Sometimes it looks like having the courage to look at our faces in the mirror, exactly as we are. No matter how scary that might be.
I think that’s the evidence of our seedling of champion-ship. We all have it. That potential to go forward even when it doesn’t feel good — and especially when it feels impossible.
Working with my trainer has brought me to absolute tears, and breathless (recovering asthma sufferer, yessir I am), and sweaty, and sick-feeling, and angry, and wickedly sore. I’ve wailed and shouted and moaned so loud that my neighbors have thought my trainer was my sadistic lover. I’ve been so out of breath that I can’t wipe my own sweat from draining into my mouth. Ew.
I’ve felt like “there’s no flippin’ way I can keep going. No. Flipshittin’. Way.”
And then I’d keep going.
Through all of this, I noticed a mental and bodily transformation that astounded me.
I understood the power of telling myself that I could do it.
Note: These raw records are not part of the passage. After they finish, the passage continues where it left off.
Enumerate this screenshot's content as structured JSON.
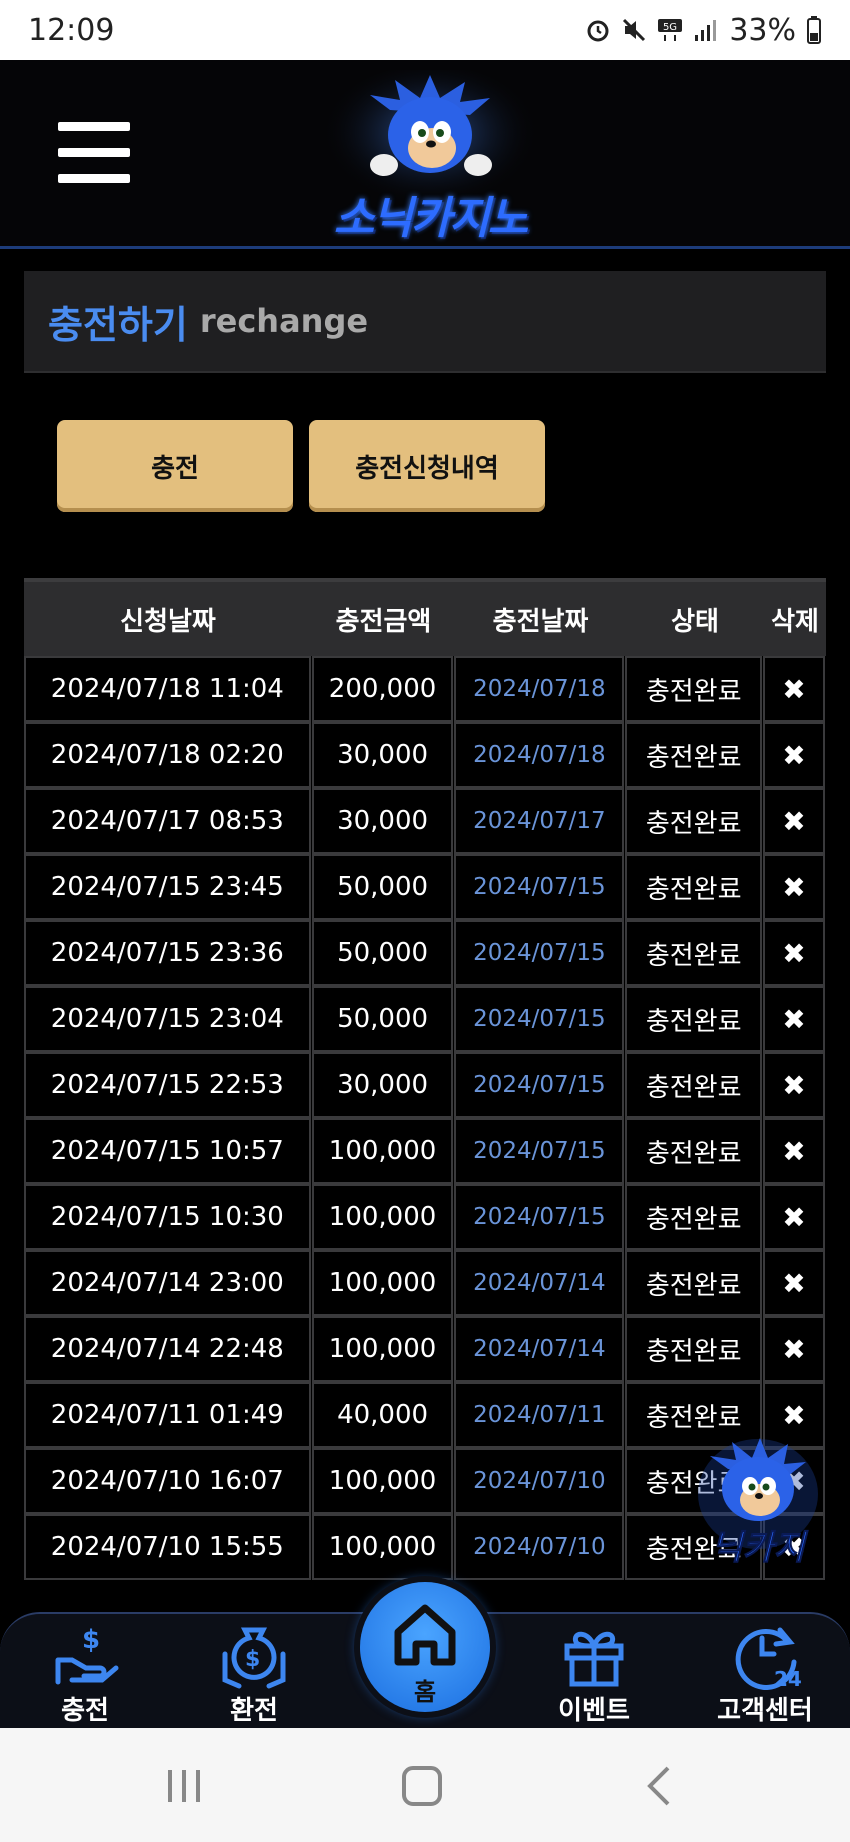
{
  "status": {
    "time": "12:09",
    "battery": "33%"
  },
  "header": {
    "logo_text": "소닉카지노"
  },
  "page": {
    "title_ko": "충전하기",
    "title_en": "rechange"
  },
  "buttons": {
    "charge": "충전",
    "history": "충전신청내역"
  },
  "table": {
    "headers": [
      "신청날짜",
      "충전금액",
      "충전날짜",
      "상태",
      "삭제"
    ],
    "delete_icon": "✖",
    "rows": [
      {
        "req": "2024/07/18 11:04",
        "amount": "200,000",
        "date": "2024/07/18",
        "status": "충전완료"
      },
      {
        "req": "2024/07/18 02:20",
        "amount": "30,000",
        "date": "2024/07/18",
        "status": "충전완료"
      },
      {
        "req": "2024/07/17 08:53",
        "amount": "30,000",
        "date": "2024/07/17",
        "status": "충전완료"
      },
      {
        "req": "2024/07/15 23:45",
        "amount": "50,000",
        "date": "2024/07/15",
        "status": "충전완료"
      },
      {
        "req": "2024/07/15 23:36",
        "amount": "50,000",
        "date": "2024/07/15",
        "status": "충전완료"
      },
      {
        "req": "2024/07/15 23:04",
        "amount": "50,000",
        "date": "2024/07/15",
        "status": "충전완료"
      },
      {
        "req": "2024/07/15 22:53",
        "amount": "30,000",
        "date": "2024/07/15",
        "status": "충전완료"
      },
      {
        "req": "2024/07/15 10:57",
        "amount": "100,000",
        "date": "2024/07/15",
        "status": "충전완료"
      },
      {
        "req": "2024/07/15 10:30",
        "amount": "100,000",
        "date": "2024/07/15",
        "status": "충전완료"
      },
      {
        "req": "2024/07/14 23:00",
        "amount": "100,000",
        "date": "2024/07/14",
        "status": "충전완료"
      },
      {
        "req": "2024/07/14 22:48",
        "amount": "100,000",
        "date": "2024/07/14",
        "status": "충전완료"
      },
      {
        "req": "2024/07/11 01:49",
        "amount": "40,000",
        "date": "2024/07/11",
        "status": "충전완료"
      },
      {
        "req": "2024/07/10 16:07",
        "amount": "100,000",
        "date": "2024/07/10",
        "status": "충전완료"
      },
      {
        "req": "2024/07/10 15:55",
        "amount": "100,000",
        "date": "2024/07/10",
        "status": "충전완료"
      }
    ]
  },
  "bottom_nav": {
    "charge": "충전",
    "exchange": "환전",
    "home": "홈",
    "event": "이벤트",
    "support": "고객센터",
    "support_badge": "24"
  },
  "colors": {
    "accent_blue": "#4a8cf0",
    "button_gold": "#e3bf7e",
    "date_blue": "#6a94d8"
  }
}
That I could do 100 burpees in a session. That I could do tabata after tabata.
I never know what my trainer is going to hand me.
I just kind of land into each session and trust that I’ll get through it.
When Julia was up in the tree, she said there were times of such deep desperation that all she could do was fall down on her knees and pray to God — that Great Spirit that runs through everything and everyone as energy and fire and passion and surrender— for strength.
Amongst other gifts, I think she was infused with the humility to ask for help. Help with that commitment – the enormity of which she couldn’t have known she was signing up for.
This week, I finally walk around my apartment with only minimal/no discomfort.
For me, this is remarkable.
I think it’s because I consistently ask for help with my commitment. (Because for this little wild child, commitment doesn’t always come so easily.) And c’mon, we all know we can’t go through this life on our own.
I just wake up everyday with that seedling of champion-ship, and ask for help, and show up.
And I just wanted to remind you — star creature that you are — that you’ve got that seedling too.
And that one step at time, we can all become champions.
P.S. I wrote this a day before Clinton’s “champion themed” presidential announcement came out. Scout’s honor. I guess championship is running around the collective conscious brain.
P.P.S I’m fully aware that I’ve used “champion-ship” (it’s not a recognized word) as a noun, and a verb, and possibly even an adjective in this piece. It’s deliberate. When you know the rules, it’s a blast to break them.